### Exercise goal
Every line containing "image" should be copied out. Go through the entries and find them.

---------- Entries shown

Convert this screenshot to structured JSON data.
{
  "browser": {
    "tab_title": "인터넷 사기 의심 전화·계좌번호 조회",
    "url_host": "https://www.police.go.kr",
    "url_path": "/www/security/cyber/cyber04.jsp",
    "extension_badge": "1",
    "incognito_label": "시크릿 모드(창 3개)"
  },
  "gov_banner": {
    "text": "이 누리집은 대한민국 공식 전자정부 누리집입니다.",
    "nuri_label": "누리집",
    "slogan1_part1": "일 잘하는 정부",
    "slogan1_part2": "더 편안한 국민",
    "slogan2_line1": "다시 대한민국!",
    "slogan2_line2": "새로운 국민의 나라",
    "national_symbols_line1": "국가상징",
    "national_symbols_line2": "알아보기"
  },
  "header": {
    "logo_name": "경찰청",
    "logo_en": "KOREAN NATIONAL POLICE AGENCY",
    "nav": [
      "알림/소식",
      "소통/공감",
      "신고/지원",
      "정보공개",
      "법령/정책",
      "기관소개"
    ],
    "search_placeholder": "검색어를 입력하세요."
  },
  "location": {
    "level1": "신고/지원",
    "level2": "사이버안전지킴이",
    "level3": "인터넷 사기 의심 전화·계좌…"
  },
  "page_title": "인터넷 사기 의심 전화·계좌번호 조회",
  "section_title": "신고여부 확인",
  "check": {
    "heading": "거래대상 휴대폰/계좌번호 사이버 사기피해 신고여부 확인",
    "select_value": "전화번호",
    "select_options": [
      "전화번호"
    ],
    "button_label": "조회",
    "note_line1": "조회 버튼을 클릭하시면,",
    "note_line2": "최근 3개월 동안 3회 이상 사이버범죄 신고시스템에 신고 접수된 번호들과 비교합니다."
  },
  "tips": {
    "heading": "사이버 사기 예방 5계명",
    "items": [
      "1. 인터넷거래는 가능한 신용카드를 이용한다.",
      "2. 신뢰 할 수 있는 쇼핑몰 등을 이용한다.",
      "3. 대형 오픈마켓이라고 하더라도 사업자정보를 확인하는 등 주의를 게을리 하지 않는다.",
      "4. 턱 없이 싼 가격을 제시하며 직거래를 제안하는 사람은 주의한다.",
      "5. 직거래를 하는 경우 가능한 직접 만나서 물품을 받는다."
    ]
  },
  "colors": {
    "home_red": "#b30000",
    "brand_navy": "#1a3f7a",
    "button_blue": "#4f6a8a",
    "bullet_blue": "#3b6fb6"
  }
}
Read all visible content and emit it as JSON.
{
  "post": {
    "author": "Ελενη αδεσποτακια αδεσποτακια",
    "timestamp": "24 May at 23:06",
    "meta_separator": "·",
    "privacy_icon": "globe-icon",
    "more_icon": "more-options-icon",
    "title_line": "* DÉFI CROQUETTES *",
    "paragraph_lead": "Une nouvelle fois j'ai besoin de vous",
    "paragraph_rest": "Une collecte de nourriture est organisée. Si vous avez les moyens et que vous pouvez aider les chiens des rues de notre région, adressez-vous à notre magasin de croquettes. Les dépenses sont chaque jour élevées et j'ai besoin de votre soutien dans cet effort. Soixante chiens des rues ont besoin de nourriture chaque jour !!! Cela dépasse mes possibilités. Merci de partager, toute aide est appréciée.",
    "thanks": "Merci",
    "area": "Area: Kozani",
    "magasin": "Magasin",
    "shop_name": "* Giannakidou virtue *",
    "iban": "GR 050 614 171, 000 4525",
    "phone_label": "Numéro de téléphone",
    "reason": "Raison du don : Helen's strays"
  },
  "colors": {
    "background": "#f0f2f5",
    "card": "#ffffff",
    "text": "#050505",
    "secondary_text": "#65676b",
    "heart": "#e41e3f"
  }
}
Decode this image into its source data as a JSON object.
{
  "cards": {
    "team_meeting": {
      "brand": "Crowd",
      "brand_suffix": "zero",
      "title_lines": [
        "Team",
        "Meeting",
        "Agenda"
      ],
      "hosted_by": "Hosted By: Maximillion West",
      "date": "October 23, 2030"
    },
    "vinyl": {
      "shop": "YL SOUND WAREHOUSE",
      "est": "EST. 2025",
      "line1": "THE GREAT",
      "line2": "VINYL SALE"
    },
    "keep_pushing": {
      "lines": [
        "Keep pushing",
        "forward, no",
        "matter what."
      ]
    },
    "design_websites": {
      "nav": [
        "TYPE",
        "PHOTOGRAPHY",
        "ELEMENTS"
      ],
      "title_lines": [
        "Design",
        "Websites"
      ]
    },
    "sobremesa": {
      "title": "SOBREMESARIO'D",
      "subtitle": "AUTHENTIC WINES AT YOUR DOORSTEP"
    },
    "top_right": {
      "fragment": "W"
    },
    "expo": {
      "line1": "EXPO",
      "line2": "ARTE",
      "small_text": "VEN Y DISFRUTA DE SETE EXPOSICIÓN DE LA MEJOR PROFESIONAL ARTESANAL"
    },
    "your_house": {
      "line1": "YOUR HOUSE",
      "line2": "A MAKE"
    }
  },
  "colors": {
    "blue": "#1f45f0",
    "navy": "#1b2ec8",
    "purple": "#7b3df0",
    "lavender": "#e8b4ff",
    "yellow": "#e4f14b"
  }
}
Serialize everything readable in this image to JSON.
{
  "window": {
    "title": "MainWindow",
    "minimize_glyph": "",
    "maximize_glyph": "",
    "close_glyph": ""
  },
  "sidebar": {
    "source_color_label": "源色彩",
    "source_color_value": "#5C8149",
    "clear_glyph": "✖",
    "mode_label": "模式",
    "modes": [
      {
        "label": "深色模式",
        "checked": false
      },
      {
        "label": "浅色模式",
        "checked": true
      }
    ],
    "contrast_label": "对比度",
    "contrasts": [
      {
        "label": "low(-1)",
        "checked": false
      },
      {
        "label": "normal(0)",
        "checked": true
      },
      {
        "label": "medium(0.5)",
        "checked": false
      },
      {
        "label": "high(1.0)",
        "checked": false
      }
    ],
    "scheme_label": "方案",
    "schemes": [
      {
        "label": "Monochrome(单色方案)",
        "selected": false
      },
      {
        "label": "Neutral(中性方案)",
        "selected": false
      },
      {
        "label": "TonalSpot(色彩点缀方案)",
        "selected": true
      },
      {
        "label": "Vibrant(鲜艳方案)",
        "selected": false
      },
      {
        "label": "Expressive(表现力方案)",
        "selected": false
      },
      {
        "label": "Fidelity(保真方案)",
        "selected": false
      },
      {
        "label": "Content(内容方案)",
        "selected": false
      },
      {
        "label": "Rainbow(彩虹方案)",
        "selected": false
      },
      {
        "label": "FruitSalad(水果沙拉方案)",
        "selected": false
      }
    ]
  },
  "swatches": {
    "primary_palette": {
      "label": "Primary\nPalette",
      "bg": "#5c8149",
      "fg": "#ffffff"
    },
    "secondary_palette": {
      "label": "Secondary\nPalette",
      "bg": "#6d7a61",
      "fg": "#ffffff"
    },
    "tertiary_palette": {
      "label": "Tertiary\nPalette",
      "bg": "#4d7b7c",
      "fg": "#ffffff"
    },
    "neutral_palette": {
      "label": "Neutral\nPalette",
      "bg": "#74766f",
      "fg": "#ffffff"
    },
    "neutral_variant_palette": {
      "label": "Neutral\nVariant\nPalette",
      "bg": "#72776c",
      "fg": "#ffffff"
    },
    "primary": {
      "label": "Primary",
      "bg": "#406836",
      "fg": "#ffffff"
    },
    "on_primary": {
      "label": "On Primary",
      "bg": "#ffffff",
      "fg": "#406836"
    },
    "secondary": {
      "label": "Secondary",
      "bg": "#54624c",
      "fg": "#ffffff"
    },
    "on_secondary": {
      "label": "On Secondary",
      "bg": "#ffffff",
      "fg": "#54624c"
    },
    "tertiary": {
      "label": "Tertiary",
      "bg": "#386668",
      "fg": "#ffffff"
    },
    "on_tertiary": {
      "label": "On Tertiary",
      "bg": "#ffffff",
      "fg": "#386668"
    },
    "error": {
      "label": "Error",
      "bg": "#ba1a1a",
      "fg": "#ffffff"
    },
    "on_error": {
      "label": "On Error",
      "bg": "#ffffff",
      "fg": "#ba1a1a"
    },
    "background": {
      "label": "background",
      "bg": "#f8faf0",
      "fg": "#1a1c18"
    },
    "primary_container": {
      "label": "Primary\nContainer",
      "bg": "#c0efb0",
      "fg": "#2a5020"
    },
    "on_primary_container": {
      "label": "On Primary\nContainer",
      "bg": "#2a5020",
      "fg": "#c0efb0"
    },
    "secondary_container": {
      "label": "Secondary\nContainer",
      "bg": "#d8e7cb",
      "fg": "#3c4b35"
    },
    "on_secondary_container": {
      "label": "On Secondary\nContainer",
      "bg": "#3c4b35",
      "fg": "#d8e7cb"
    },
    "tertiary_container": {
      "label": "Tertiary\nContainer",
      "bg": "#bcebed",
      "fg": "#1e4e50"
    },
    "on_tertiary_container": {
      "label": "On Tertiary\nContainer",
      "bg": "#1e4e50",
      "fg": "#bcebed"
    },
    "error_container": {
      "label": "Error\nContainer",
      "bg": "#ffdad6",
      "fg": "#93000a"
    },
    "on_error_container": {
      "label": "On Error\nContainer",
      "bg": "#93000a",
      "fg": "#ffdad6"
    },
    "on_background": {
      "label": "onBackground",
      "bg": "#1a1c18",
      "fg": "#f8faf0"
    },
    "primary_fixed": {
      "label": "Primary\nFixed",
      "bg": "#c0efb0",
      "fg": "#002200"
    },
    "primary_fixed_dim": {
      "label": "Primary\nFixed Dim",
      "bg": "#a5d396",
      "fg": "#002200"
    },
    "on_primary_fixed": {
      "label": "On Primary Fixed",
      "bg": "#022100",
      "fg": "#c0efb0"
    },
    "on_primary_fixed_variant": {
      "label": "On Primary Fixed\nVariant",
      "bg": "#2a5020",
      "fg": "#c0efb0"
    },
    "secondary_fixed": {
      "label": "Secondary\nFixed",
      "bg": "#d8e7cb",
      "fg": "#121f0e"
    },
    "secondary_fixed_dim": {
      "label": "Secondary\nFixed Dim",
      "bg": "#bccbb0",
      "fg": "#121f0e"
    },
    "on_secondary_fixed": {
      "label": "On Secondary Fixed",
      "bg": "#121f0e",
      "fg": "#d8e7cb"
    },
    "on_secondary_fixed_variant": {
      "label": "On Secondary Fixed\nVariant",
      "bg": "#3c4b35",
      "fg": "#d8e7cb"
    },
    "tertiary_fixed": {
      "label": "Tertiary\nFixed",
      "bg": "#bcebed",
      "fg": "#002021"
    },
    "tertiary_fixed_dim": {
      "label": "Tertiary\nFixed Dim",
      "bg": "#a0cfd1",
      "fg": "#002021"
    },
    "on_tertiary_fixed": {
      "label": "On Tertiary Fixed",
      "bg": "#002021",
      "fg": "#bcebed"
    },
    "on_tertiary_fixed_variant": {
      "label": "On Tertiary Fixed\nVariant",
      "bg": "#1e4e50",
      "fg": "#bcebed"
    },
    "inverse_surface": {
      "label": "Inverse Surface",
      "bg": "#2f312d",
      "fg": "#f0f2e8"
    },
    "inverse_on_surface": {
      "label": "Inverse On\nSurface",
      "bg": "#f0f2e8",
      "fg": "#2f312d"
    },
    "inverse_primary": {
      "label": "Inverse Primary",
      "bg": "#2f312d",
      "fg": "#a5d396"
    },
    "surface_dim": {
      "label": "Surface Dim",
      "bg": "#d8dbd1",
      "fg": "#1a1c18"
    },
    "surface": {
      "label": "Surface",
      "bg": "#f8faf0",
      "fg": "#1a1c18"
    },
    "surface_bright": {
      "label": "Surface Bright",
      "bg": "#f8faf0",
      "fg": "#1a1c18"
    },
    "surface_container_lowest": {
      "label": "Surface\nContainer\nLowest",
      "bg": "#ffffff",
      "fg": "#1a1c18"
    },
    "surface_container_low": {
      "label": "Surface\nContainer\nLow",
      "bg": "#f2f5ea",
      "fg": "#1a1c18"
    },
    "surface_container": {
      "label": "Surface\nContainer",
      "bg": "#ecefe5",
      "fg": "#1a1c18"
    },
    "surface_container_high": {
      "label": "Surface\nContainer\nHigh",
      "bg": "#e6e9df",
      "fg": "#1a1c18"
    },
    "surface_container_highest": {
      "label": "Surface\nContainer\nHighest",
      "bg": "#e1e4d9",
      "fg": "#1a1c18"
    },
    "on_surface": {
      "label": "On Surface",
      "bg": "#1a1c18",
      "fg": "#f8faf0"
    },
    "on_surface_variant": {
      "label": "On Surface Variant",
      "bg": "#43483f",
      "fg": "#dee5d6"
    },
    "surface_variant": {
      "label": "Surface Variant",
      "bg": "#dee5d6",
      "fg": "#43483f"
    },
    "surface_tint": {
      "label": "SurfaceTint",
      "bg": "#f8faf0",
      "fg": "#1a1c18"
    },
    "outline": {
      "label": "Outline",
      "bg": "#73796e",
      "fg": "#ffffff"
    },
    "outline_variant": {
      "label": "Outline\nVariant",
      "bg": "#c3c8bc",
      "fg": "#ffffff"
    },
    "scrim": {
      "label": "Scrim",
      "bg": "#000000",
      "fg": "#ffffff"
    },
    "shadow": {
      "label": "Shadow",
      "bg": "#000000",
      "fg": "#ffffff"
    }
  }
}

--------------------

### Problem solution
Decode this image into its source data as a JSON object.
Serialize everything readable in this image to JSON.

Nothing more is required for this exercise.